One of these factories belongs to Ultra Milk and Teh Kotak producer Ultra Jaya. Tjatur claims the murky water from the pipe mixes with wastewater from towel manufacturer Sumber Mekar Tekstil Indonesia, located next toUltrajaya's manufacturing facility. "We don't produce liquid waste. We only sew," said Rudi, a human resources employee at Sumber Mekar.
In addition to the pipe inside the irrigation trench, Ultrajaya has two more pipes with a 100-meter distance between them. The second pipe, made of concrete, releases milky white liquid. The third pipe, located at the end of the paddy field area, dispenses brown water.
Tjatur admitted that all three pipes belong to Ultrajaya. The second pipe is for disposing mixed waste from the factory, while the third pipe, connected to the wastewater treatment plant (IPAL), is for disposing liquid waste. Tjatur showed a letter extending the company's IPAL permit, issued by the West Java Environmental Agency on September 17, 2017.

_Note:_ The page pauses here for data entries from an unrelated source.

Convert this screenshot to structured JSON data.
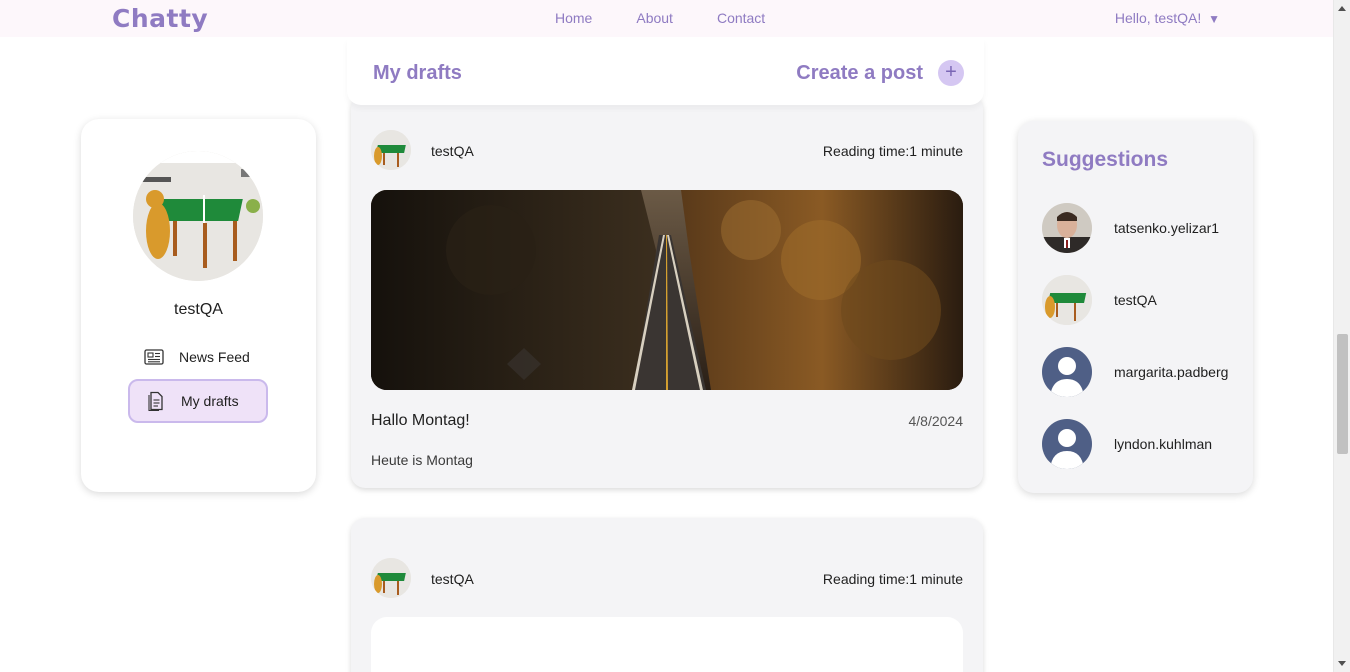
{
  "header": {
    "logo": "Chatty",
    "nav": [
      {
        "label": "Home"
      },
      {
        "label": "About"
      },
      {
        "label": "Contact"
      }
    ],
    "greeting": "Hello, testQA!",
    "greeting_arrow": "▼"
  },
  "sidebar": {
    "username": "testQA",
    "items": [
      {
        "label": "News Feed",
        "icon": "newspaper-icon",
        "active": false
      },
      {
        "label": "My drafts",
        "icon": "document-icon",
        "active": true
      }
    ]
  },
  "drafts_bar": {
    "title": "My drafts",
    "create_label": "Create a post",
    "plus_symbol": "+"
  },
  "posts": [
    {
      "author": "testQA",
      "reading_time": "Reading time:1 minute",
      "title": "Hallo Montag!",
      "date": "4/8/2024",
      "body": "Heute is Montag"
    },
    {
      "author": "testQA",
      "reading_time": "Reading time:1 minute"
    }
  ],
  "suggestions": {
    "title": "Suggestions",
    "users": [
      {
        "name": "tatsenko.yelizar1"
      },
      {
        "name": "testQA"
      },
      {
        "name": "margarita.padberg"
      },
      {
        "name": "lyndon.kuhlman"
      }
    ]
  },
  "colors": {
    "accent": "#8f7bc2",
    "header_bg": "#fdf7fb",
    "active_item_bg": "#efe2f8",
    "card_bg": "#f4f4f6"
  }
}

According to the letter, Ultrajaya is allowed to have one waste disposal pipe, which is the third pipe connected to IPAL. Tjatur could not explain the remaining two pipes' statuses. He invited Tempo to observe the IPAL facility at a separate location. Tjatur maintains that Ultrajaya treats its waste in accordance with regulations and disposes of it using the third pipe.
Ultrajaya's waste treatment and environment manager, who was present during the test, tried to convince Tempo that his company's wastewater was neutral. He proceeded to rinse his mouth and perform the wudhu (ablution), an Islamic cleansing ritual performed before prayers, using the wastewater. "This is proof that the water is safe," he said with a soaked face.
According to the West Java Environmental Agency, Ultrajaya is the second largest waste producer in West Bandung. On a daily basis, the dairy company produces 2,000 cubic meters of wastewater that requires treatment before it is disposed of in the river.
Water from the many tributaries and trenches ends up in Citarum River. Meanwhile, factories in the surrounding areas dump wastewater into these tributaries. Out of the 2,800 factories in the province, 1,700 produce liquid waste and dispose of it in the Citarum River. The Environment Agency found that 90 percent of textile factories do not have an IPAL.
Read the full article in this week's edition of Tempo English Magazine